* _TASK PROMPT_:
Scan the data for lines with "Meus" and report the count by itself.

RECORDS FOR PROCESSING Start Marker

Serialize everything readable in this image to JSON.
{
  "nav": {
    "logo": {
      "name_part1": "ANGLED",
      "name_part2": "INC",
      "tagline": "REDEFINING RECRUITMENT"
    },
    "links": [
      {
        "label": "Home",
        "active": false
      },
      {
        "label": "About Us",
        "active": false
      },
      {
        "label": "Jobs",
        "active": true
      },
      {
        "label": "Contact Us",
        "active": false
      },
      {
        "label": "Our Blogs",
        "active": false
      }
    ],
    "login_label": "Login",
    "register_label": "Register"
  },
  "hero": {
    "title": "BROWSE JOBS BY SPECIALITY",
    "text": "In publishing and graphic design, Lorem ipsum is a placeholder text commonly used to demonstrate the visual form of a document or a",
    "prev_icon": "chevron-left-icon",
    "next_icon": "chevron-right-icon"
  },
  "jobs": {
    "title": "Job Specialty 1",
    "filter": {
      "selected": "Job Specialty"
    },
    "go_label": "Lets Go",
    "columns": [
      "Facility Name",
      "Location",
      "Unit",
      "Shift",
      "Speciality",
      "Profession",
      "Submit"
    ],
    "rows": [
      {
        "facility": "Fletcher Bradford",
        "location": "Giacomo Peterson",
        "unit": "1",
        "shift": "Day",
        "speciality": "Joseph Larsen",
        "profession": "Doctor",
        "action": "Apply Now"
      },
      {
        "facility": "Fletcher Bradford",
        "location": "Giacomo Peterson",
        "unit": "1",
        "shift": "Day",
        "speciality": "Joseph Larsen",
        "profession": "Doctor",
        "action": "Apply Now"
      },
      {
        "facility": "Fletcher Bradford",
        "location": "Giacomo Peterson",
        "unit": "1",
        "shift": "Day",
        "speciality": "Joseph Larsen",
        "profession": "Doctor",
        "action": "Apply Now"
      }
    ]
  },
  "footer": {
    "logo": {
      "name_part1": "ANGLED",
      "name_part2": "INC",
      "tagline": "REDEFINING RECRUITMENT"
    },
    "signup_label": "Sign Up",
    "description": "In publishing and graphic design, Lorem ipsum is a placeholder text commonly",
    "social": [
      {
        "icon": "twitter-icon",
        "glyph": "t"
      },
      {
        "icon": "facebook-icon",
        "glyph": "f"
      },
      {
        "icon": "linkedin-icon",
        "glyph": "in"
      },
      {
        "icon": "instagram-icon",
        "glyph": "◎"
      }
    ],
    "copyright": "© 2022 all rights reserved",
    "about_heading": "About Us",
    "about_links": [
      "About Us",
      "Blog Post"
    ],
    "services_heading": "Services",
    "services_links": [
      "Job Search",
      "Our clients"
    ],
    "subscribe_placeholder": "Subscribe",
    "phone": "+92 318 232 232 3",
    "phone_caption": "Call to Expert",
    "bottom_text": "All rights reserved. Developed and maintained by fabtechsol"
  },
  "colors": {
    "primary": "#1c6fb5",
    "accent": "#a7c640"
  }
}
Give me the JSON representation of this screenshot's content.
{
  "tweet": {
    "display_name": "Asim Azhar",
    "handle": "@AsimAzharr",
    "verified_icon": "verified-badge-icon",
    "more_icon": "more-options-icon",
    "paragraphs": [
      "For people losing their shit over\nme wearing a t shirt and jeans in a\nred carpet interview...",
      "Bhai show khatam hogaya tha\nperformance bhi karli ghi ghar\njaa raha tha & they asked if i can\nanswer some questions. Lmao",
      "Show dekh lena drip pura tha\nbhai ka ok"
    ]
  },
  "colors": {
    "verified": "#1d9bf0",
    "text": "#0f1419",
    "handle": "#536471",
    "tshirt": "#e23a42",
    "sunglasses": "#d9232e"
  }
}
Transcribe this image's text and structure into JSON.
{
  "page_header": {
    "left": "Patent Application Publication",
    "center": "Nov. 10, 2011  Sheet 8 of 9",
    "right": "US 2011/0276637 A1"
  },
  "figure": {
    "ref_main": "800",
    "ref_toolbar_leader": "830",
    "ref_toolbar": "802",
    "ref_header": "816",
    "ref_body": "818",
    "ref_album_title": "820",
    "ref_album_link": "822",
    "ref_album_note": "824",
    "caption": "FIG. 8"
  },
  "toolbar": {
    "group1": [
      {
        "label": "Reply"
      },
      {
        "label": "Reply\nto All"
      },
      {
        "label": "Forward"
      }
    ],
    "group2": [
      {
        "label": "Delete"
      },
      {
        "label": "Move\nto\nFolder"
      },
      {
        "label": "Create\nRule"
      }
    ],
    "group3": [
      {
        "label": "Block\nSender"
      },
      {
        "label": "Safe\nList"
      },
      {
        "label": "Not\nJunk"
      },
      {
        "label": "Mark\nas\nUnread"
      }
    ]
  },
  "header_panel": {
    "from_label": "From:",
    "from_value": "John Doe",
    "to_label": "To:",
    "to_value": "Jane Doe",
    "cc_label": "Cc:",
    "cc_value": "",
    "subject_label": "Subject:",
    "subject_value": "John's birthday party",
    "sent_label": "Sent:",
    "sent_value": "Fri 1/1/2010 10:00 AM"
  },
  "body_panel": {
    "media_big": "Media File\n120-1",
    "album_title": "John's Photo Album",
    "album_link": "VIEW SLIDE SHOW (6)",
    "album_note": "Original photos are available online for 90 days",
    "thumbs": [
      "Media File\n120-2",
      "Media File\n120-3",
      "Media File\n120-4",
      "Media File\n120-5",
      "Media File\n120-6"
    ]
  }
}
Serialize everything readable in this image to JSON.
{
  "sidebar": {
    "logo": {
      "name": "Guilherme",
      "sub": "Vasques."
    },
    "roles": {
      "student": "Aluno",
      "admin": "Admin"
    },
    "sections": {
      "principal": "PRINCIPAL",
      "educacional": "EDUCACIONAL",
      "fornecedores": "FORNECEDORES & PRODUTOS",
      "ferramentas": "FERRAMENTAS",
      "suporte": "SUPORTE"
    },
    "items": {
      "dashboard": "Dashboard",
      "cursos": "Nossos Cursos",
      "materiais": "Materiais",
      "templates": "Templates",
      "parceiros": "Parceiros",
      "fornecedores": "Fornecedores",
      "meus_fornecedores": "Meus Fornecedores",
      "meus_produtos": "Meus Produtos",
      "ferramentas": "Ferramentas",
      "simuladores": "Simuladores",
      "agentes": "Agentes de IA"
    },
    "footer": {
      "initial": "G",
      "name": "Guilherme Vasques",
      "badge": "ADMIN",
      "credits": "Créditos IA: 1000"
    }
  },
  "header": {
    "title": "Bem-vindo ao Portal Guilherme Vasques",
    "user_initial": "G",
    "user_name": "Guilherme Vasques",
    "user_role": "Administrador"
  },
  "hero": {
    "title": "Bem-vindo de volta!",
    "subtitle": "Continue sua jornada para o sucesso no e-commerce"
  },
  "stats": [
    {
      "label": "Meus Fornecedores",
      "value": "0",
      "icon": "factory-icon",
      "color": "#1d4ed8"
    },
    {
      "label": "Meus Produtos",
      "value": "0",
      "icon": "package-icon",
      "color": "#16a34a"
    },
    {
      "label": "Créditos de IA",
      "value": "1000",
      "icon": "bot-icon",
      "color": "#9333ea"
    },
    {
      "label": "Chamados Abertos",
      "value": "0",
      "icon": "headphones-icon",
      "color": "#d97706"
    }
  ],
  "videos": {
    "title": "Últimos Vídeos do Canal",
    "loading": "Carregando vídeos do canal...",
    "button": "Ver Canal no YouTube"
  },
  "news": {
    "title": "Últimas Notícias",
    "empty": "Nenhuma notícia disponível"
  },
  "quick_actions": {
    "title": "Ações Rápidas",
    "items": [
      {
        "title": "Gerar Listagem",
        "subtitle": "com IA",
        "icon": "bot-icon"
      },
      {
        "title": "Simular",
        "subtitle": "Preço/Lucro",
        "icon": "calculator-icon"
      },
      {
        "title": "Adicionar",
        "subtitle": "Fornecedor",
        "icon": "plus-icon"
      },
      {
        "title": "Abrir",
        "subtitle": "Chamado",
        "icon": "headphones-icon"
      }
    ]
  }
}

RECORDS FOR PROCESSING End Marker

* _WORKED SOLUTION_:
4